■ **WORK ORDER**
Give back the lines below exactly, but do not include any pictures.

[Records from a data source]
──────
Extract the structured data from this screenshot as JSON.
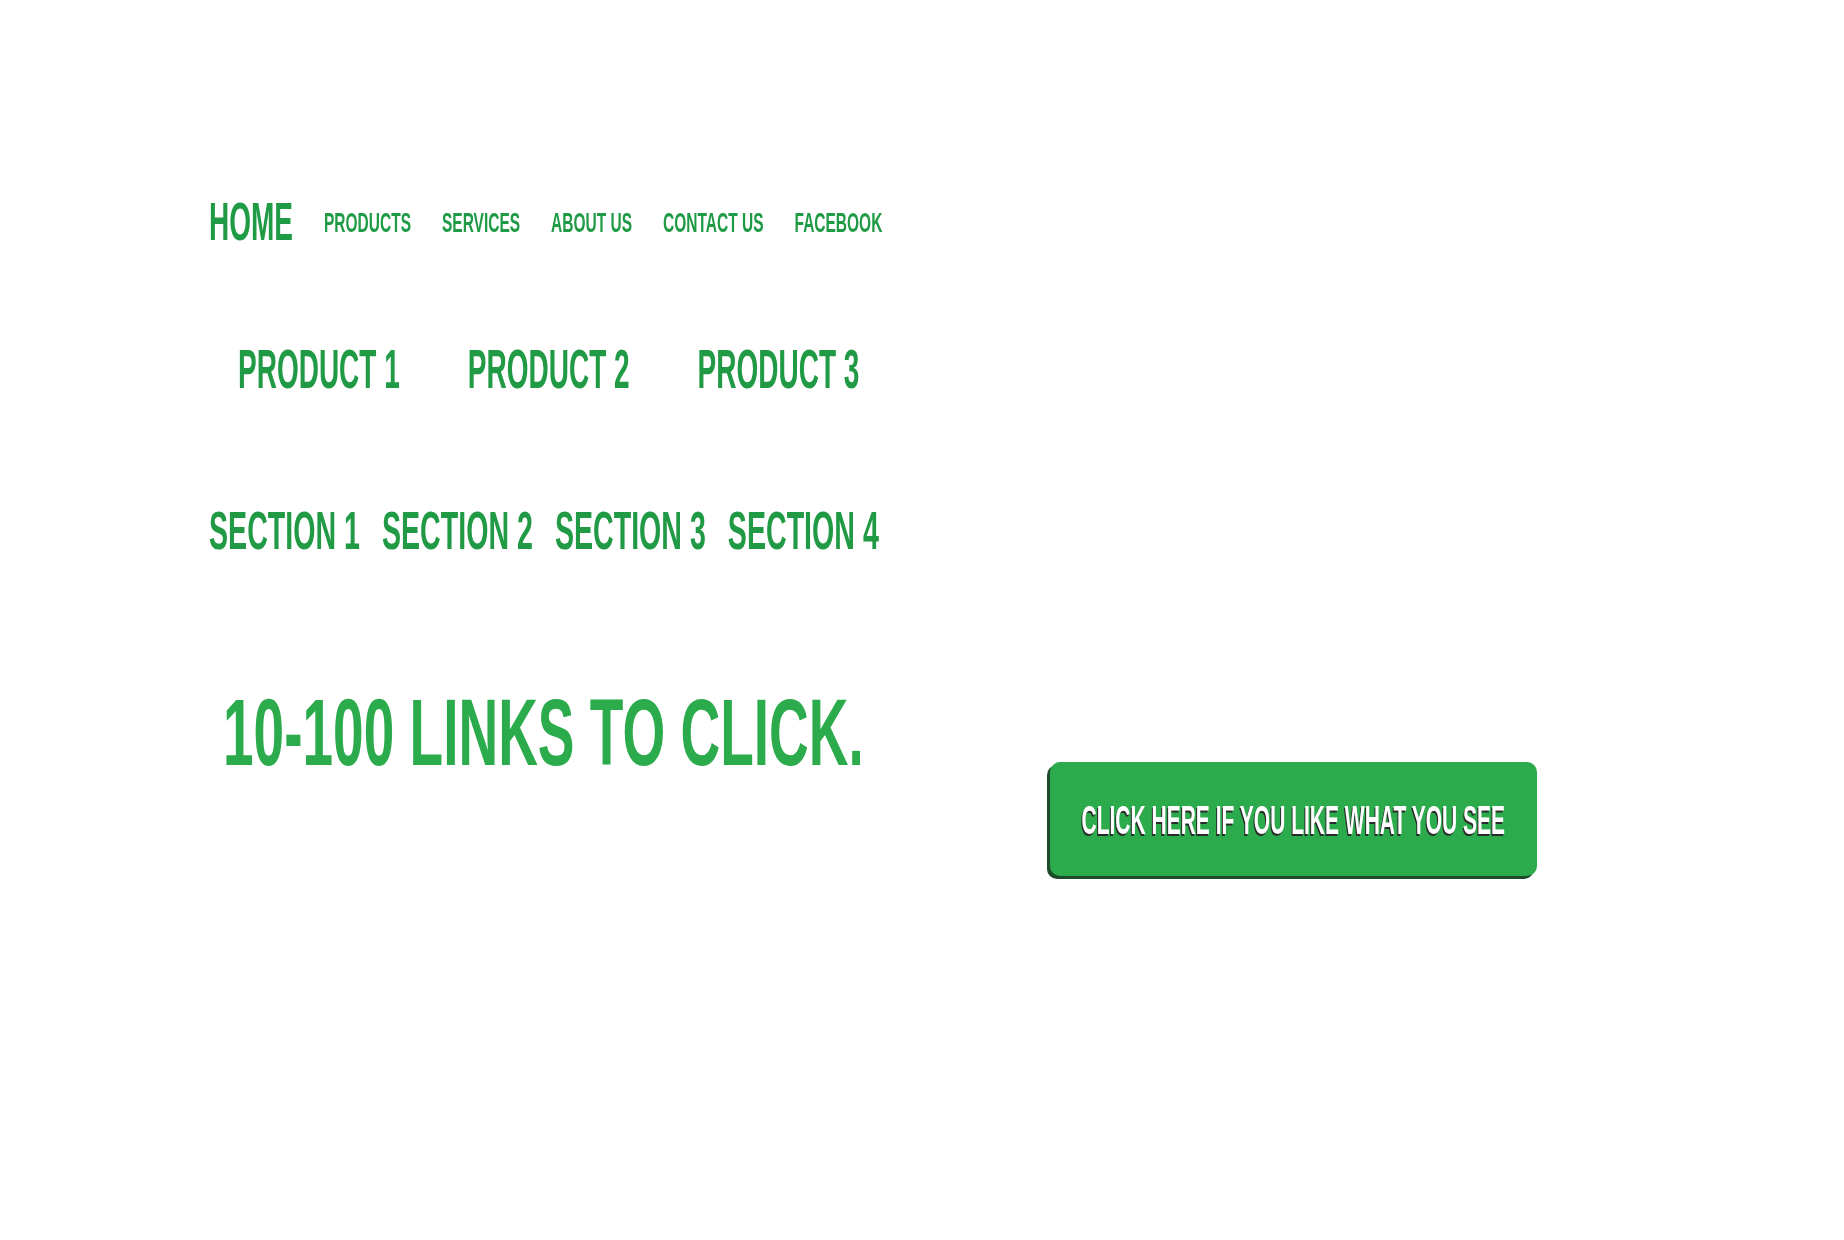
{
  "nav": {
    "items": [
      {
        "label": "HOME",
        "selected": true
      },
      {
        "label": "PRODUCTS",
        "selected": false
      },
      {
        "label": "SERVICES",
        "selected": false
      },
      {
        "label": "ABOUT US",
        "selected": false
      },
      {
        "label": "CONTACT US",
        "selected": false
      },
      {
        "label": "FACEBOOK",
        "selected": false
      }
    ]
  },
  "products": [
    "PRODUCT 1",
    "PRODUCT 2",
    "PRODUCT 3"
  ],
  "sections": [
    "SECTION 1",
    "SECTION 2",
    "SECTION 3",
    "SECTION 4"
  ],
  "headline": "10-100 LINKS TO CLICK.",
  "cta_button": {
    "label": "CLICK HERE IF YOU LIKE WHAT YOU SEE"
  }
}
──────
■ **THE COMPLETED TASK**
Extract the structured data from this screenshot as JSON.
{
  "nav": {
    "items": [
      {
        "label": "HOME",
        "selected": true
      },
      {
        "label": "PRODUCTS",
        "selected": false
      },
      {
        "label": "SERVICES",
        "selected": false
      },
      {
        "label": "ABOUT US",
        "selected": false
      },
      {
        "label": "CONTACT US",
        "selected": false
      },
      {
        "label": "FACEBOOK",
        "selected": false
      }
    ]
  },
  "products": [
    "PRODUCT 1",
    "PRODUCT 2",
    "PRODUCT 3"
  ],
  "sections": [
    "SECTION 1",
    "SECTION 2",
    "SECTION 3",
    "SECTION 4"
  ],
  "headline": "10-100 LINKS TO CLICK.",
  "cta_button": {
    "label": "CLICK HERE IF YOU LIKE WHAT YOU SEE"
  }
}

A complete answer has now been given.